*Source data*
************

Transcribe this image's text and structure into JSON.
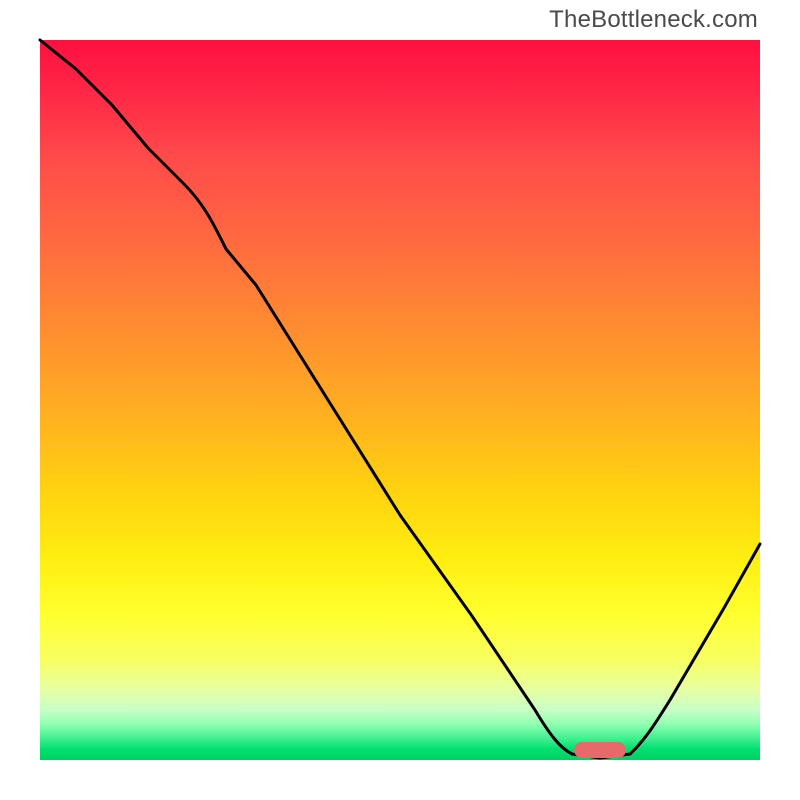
{
  "watermark": "TheBottleneck.com",
  "chart_data": {
    "type": "line",
    "title": "",
    "xlabel": "",
    "ylabel": "",
    "xlim": [
      0,
      100
    ],
    "ylim": [
      0,
      100
    ],
    "grid": false,
    "legend": false,
    "x": [
      0,
      5,
      10,
      15,
      20,
      25,
      30,
      35,
      40,
      45,
      50,
      55,
      60,
      65,
      70,
      73,
      76,
      80,
      85,
      90,
      95,
      100
    ],
    "values": [
      100,
      96,
      91,
      85,
      80,
      74,
      66,
      58,
      50,
      42,
      34,
      27,
      20,
      13,
      6,
      2,
      0,
      0,
      6,
      14,
      22,
      30
    ],
    "annotations": [
      {
        "type": "marker",
        "shape": "rounded-rect",
        "x": 77,
        "y": 2,
        "color": "#e66a6a"
      }
    ]
  },
  "colors": {
    "gradient_top": "#ff1040",
    "gradient_mid": "#ffd000",
    "gradient_bottom": "#00d060",
    "curve": "#000000",
    "marker": "#e66a6a"
  }
}
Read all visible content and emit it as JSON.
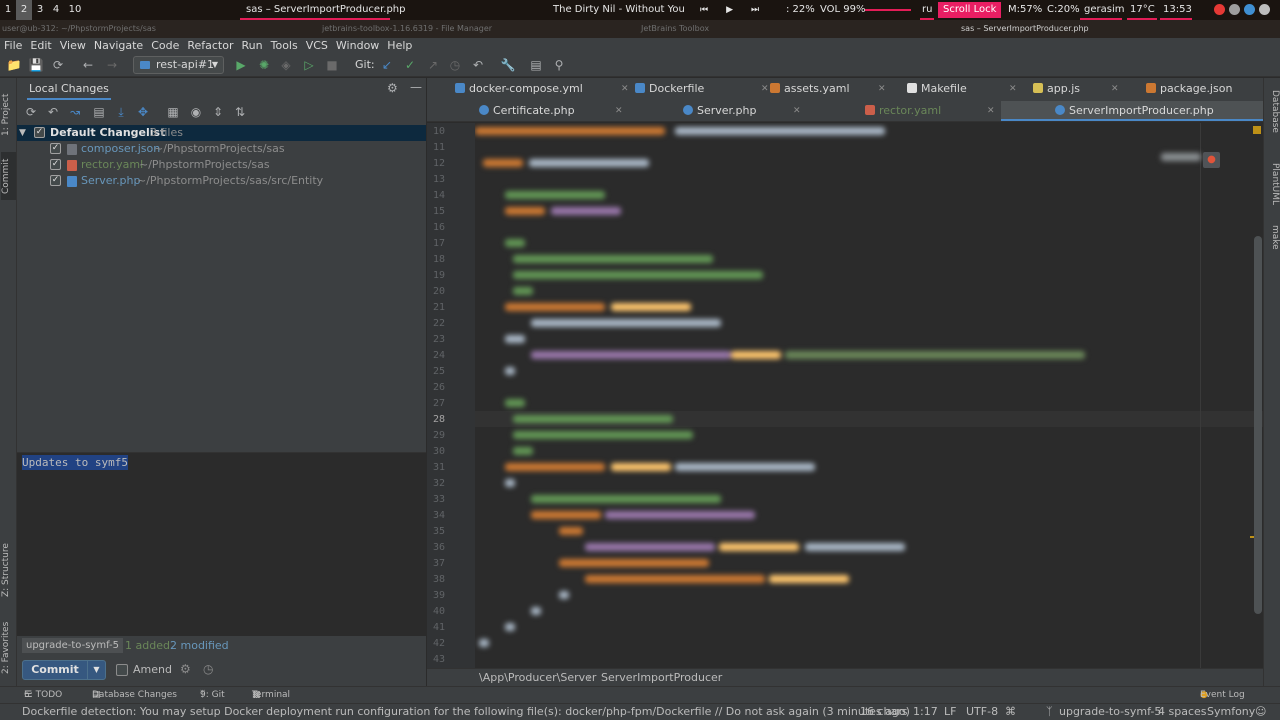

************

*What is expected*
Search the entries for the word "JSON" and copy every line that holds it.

*Output*
Transcribe this image's text and structure into JSON.
Read all visible content and emit it as JSON.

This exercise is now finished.